While it’s great to go the convenient American way of life, ask yourself this simple question — will you really eat all that food, or is it going to eat you?

health and fitness Updated: Jun 26, 2010 01:26 IST
Seema Chandra

Walk into any modern day grocery store — it is upmarket, ritzy and swank. As you glide your huge baby stroller-sized carts down the aisle, the sheer assault of glossy groceries is staggering.

Want biscuits? You will be bombarded by biscuits made with every grain and flavour that exists on planet earth. If you’re a diabetic, there are biscuits that are low on the glycemic index. If you’re constipated, there are packets of whole-wheat assortments. From Pepperidge Farm cookies to chocolate Viennesse, you’re spoilt for choice.

Watch out!
For a foodie, it’s never been more bountiful. But it can be injurious to your budget!
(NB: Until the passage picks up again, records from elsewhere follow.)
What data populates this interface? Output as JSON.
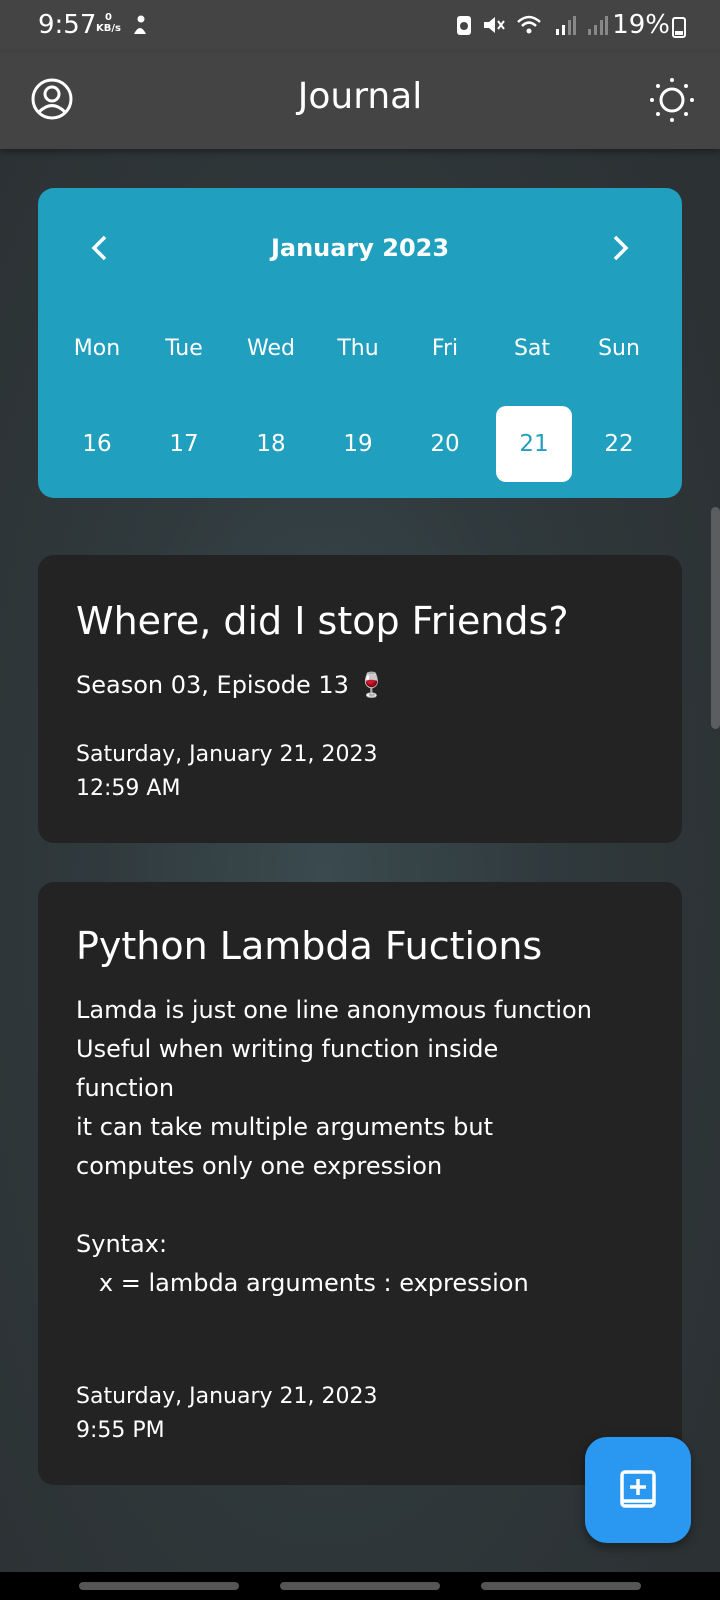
{
  "status_bar": {
    "time": "9:57",
    "net_speed_value": "0",
    "net_speed_unit": "KB/s",
    "battery": "19%"
  },
  "app_bar": {
    "title": "Journal",
    "left_icon": "profile-icon",
    "right_icon": "brightness-icon"
  },
  "calendar": {
    "month_label": "January 2023",
    "days": [
      {
        "label": "Mon",
        "date": "16"
      },
      {
        "label": "Tue",
        "date": "17"
      },
      {
        "label": "Wed",
        "date": "18"
      },
      {
        "label": "Thu",
        "date": "19"
      },
      {
        "label": "Fri",
        "date": "20"
      },
      {
        "label": "Sat",
        "date": "21"
      },
      {
        "label": "Sun",
        "date": "22"
      }
    ],
    "selected_date": "21",
    "accent_color": "#209fbf"
  },
  "entries": [
    {
      "title": "Where, did I stop Friends?",
      "body": "Season 03, Episode 13 🍷",
      "date": "Saturday, January 21, 2023",
      "time": "12:59 AM"
    },
    {
      "title": "Python Lambda Fuctions",
      "body": "Lamda is just one line anonymous function\nUseful when writing function inside\nfunction\nit can take multiple arguments but\ncomputes only one expression\n\nSyntax:\n   x = lambda arguments : expression",
      "date": "Saturday, January 21, 2023",
      "time": "9:55 PM"
    }
  ],
  "fab": {
    "icon": "add-note-icon",
    "color": "#2a98f0"
  }
}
Most of the foreign food items are way more expensive here than they are abroad. For example, if you are a cheese glutton, you can now pick Danish feta, Italian fresh mozzarella or Parmesan, French mascarpone or Swiss Gruyere. But these cost at least Rs 300 a packet.

Clearly, these stores have high margins, and India’s young population doesn’t seem to mind paying that extra bit. But displaying over-enthusiasm at these fancy stores can lead you astray. You can end up picking things that you’d otherwise have considered a treat or done without.

Handy tips
Here are three bits of advice. One, steer clear of buying fresh vegetables and greens from these hallowed spaces. You don’t know how long the vegetables have been here before they were pruned and cellophane-packed. And you owe a moral responsibility to the local vendor who hand-picks the freshest of foods for you; how do you justify driving him out of business?

Second, for some items such as cheese, the really good news is that now you have Indian manufacturers who are competing neck-to-neck, and in the process, making very good stuff (for instance, Indian-made Flanders mozzarella or Buorni mascarpone). The price, you ask? About 30 per cent cheaper than the foreign items.

Finally, spare a moment to think about the price you pay for this convenience, not in money terms but in health terms. Each time you get seduced into picking up scores of packeted eats, chances are you are buying preservatives and colourings that you can do without.

While it’s great to go the convenient American way of life, ask yourself this simple question — will you really eat all that food, or is it going to eat you?

The author is Food Editor, NDTV Lifestyle.